The world of tech likes to party. Every month, or sometimes every week, there is some event that industry people can attend to see new products, socialize, drink, eat, and go home with a bag of goodies.

The gdgt event last night, smack in the middle of Silicon Alley in New York  City, was a little different. This one was targeted to the consumer. Thousands of people showed up to walk through the exhibit hall at The Altman Building, 135 West 18th Street. Manufacturers and app developers had their new introductions on display to get first hand customer reactions and to start generating sales. FYI, gdgt, a company that dropped its vowels, is a blog where you can get reviews from people who actually have the product you’re looking for. They run live events all around the country as a means to get the innovative companies to interact with the public.

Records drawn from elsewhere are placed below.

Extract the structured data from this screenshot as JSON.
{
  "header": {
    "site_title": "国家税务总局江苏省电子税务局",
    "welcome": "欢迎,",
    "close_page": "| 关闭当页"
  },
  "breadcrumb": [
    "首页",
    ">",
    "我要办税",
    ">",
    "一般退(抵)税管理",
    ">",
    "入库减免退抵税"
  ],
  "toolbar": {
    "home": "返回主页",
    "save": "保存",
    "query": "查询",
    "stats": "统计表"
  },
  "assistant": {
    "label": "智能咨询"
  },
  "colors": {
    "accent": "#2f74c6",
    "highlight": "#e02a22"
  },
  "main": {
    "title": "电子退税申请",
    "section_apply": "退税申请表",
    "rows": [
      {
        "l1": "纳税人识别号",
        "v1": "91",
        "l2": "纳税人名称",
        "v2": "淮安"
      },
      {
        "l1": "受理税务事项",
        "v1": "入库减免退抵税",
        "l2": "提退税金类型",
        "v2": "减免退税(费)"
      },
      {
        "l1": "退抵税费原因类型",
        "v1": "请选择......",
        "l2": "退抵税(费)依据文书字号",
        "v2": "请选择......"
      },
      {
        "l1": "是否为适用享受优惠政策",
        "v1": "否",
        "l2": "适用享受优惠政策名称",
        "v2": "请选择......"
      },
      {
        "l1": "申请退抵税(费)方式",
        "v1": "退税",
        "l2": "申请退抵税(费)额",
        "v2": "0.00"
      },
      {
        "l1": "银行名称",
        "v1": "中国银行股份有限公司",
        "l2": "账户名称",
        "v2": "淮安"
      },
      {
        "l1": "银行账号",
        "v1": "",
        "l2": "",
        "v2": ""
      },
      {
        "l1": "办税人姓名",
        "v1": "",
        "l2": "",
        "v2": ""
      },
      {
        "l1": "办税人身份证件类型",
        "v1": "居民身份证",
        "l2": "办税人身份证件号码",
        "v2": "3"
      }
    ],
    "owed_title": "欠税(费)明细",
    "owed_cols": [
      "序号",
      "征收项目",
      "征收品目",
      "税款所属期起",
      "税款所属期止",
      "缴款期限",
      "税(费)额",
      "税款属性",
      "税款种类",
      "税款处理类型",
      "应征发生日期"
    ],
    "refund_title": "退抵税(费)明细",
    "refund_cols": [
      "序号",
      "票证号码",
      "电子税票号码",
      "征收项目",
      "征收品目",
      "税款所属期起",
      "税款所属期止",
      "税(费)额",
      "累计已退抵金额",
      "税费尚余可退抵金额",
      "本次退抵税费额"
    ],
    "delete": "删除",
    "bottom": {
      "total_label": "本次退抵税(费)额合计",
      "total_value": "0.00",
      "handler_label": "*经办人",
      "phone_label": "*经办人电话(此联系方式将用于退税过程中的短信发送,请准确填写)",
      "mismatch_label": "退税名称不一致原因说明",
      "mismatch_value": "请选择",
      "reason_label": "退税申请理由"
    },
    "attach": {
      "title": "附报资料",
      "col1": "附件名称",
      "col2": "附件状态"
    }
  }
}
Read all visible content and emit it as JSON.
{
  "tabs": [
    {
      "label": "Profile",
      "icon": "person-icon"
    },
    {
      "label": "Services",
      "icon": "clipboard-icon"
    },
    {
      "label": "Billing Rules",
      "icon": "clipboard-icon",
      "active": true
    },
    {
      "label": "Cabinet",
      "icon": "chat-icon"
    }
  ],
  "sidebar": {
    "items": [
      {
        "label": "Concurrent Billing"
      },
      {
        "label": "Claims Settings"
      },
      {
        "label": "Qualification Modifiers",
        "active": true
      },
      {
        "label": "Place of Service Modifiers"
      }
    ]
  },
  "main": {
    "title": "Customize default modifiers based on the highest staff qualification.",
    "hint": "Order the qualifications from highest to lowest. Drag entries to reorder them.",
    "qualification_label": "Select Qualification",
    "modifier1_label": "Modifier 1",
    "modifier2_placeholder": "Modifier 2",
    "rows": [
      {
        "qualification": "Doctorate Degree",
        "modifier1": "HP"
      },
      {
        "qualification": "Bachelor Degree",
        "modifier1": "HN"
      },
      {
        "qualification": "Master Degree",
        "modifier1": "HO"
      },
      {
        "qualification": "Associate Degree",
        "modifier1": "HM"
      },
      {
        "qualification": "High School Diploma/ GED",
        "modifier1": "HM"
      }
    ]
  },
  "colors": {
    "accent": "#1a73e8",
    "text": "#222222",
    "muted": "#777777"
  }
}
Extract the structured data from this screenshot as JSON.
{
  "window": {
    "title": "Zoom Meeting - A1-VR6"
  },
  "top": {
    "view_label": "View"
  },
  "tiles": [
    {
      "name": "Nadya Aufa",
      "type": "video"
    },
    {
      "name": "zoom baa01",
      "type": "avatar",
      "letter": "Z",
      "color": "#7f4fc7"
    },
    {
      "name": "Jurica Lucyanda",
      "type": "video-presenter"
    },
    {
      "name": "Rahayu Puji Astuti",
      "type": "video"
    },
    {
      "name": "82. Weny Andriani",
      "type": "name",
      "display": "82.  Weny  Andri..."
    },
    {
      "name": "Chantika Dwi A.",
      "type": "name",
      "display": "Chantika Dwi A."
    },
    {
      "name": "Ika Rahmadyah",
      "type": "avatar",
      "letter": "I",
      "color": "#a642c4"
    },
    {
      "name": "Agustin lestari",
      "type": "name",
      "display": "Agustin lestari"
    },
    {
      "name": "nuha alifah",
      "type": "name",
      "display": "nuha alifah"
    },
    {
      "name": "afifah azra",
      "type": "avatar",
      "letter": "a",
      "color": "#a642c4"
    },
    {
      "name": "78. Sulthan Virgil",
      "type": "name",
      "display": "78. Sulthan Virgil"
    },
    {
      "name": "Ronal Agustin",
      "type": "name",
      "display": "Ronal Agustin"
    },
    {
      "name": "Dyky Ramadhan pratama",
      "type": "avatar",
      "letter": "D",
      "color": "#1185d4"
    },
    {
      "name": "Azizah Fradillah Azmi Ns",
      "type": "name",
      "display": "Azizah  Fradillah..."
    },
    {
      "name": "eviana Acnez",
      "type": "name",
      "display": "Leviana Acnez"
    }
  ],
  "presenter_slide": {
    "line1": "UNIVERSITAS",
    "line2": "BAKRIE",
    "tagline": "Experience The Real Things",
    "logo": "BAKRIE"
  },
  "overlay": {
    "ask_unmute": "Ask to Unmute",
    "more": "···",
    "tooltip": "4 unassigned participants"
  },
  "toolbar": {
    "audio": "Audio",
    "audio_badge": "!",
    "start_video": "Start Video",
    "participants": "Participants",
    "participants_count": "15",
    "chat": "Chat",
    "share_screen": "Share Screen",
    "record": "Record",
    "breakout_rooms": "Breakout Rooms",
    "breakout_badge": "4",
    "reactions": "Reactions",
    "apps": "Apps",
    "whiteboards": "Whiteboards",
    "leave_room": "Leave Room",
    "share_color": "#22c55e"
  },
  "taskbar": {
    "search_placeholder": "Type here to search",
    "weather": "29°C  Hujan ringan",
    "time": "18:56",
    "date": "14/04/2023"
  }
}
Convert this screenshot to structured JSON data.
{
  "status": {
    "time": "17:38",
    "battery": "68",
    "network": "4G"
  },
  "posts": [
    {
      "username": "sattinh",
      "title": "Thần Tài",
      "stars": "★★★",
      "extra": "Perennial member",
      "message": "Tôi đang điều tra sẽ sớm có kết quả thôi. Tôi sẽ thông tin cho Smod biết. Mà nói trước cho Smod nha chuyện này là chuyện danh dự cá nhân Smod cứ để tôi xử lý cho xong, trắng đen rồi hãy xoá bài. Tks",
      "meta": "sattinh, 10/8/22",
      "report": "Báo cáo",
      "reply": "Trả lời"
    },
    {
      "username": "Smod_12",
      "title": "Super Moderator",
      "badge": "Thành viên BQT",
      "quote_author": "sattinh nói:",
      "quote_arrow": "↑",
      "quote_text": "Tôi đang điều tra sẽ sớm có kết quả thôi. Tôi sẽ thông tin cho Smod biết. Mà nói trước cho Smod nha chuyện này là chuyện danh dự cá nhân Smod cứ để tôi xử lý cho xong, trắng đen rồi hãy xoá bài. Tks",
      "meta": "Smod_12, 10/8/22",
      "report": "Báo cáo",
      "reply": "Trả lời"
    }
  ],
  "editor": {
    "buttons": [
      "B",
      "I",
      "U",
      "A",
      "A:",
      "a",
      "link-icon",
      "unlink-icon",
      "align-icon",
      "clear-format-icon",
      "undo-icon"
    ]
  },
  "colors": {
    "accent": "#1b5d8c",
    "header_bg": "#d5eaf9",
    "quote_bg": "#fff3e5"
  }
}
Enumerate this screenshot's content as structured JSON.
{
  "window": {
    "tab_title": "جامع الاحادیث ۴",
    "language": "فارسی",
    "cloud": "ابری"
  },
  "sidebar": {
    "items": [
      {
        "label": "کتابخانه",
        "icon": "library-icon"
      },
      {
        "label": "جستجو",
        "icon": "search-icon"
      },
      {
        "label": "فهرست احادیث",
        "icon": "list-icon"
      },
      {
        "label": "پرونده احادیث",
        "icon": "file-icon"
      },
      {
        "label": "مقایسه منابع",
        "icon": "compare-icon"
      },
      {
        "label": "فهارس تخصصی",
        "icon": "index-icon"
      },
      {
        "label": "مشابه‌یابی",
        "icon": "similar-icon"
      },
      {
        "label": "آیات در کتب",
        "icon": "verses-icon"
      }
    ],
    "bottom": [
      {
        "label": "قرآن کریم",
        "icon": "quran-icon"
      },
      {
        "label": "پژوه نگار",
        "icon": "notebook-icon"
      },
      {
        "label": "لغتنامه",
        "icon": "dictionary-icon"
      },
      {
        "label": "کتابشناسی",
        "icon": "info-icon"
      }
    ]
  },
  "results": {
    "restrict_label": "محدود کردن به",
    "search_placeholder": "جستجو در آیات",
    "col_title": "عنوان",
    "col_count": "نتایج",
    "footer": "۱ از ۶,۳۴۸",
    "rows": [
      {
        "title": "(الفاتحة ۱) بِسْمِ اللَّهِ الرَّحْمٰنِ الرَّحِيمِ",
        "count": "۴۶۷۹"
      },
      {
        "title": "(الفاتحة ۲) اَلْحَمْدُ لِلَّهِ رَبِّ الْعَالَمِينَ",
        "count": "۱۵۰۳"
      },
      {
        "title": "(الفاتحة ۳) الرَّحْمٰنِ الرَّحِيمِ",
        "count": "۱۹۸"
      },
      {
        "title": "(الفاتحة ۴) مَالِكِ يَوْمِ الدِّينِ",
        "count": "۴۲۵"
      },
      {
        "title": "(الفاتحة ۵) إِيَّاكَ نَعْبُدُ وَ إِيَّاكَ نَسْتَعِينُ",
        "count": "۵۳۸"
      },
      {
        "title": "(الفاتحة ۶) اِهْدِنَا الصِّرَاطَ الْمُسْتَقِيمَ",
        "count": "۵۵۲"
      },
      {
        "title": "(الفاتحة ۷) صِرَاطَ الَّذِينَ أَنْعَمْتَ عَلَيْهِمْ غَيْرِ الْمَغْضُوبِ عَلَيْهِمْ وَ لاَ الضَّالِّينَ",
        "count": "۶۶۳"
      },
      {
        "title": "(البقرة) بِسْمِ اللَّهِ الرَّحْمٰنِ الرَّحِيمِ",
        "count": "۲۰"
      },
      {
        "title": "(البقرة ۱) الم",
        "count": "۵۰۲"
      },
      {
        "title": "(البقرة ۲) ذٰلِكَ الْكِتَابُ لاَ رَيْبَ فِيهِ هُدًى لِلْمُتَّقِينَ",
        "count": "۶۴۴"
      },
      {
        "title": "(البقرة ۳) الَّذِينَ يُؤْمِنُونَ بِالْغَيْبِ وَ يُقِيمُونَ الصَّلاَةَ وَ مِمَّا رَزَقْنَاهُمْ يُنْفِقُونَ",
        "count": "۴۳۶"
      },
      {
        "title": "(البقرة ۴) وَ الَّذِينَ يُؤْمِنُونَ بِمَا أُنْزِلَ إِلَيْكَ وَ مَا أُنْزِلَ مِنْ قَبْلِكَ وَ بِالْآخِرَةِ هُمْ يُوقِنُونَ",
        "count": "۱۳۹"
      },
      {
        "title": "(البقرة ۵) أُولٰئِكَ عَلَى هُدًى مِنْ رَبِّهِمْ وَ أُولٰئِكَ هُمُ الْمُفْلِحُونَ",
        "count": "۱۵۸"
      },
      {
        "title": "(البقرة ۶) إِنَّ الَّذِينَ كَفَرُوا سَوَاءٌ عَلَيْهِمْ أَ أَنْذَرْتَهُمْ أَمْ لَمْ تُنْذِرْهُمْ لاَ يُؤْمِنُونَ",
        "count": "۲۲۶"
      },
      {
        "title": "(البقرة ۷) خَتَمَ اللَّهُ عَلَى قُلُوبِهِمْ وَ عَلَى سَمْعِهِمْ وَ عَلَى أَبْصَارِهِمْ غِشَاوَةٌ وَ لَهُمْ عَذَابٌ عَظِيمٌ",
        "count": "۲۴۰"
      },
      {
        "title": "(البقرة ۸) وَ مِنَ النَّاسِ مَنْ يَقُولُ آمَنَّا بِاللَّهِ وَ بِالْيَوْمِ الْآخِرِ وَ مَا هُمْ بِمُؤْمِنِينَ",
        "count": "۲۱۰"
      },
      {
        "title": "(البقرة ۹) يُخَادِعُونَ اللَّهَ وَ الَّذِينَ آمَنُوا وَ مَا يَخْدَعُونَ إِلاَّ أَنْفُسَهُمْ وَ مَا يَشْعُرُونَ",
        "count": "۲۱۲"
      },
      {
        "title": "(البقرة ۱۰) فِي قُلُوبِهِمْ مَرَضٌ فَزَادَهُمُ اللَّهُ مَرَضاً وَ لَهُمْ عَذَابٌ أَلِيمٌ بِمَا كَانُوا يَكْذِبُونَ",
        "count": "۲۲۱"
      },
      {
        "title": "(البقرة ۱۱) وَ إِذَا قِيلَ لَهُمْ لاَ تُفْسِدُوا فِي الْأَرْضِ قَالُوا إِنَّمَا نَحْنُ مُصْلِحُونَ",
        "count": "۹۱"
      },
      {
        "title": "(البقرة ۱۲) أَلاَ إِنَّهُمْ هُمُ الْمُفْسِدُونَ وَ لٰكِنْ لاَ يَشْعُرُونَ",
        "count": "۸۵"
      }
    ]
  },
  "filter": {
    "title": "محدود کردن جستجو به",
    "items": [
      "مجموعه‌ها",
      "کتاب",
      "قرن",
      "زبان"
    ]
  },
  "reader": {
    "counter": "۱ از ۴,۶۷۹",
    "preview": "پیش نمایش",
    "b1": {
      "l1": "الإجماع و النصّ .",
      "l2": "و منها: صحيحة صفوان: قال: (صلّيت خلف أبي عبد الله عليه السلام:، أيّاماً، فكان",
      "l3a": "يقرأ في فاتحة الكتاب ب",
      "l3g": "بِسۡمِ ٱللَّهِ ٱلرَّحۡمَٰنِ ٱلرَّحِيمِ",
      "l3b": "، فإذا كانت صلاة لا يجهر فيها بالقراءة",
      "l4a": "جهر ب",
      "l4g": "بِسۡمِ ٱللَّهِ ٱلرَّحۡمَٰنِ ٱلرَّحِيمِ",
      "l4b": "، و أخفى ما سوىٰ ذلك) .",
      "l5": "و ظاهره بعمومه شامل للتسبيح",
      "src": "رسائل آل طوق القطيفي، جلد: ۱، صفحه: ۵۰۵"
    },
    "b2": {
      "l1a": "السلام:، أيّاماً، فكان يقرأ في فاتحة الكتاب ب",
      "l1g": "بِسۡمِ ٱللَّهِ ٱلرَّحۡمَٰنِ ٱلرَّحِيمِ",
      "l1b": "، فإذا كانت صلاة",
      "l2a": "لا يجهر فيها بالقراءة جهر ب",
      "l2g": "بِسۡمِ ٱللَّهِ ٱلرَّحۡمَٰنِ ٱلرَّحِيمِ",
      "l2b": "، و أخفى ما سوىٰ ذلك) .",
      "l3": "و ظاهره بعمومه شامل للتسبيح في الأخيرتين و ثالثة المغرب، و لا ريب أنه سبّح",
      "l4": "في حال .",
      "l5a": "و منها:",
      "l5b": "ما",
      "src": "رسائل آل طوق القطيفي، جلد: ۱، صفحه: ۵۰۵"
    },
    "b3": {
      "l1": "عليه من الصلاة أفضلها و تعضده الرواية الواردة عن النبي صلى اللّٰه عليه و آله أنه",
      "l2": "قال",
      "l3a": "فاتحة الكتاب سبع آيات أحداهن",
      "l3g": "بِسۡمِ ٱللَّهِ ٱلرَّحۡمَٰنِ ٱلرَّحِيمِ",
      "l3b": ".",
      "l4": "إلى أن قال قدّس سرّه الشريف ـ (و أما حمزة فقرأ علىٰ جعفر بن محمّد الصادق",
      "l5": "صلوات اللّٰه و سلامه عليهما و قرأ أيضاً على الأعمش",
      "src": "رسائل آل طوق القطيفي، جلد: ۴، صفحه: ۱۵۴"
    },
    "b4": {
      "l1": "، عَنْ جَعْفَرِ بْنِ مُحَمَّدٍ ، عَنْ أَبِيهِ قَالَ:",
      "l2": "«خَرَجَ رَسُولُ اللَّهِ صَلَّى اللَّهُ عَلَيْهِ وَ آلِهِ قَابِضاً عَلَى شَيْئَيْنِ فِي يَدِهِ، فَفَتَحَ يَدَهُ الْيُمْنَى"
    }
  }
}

Last night was my first time attending as a blogger. I am usually a PR person pitching product myself. I wanted to find new, exciting products to tell you about. One of the most interesting pieces of information that I picked up is that AARP is becoming a sponsor of some of these events. Robin Raskin of Living In Digital Times told me that AARP is expressing more interest in technology. It all makes sense to me but I will let you know about any services they develop involving innovation.

Here are some of the innovations I saw last night that might interest you.

1) iRobot Roomba 790 with Command Center

2) iPieces from Pressman, a host of new games from Pressman Toys

3) Cobrar entry into the app market with the iRadar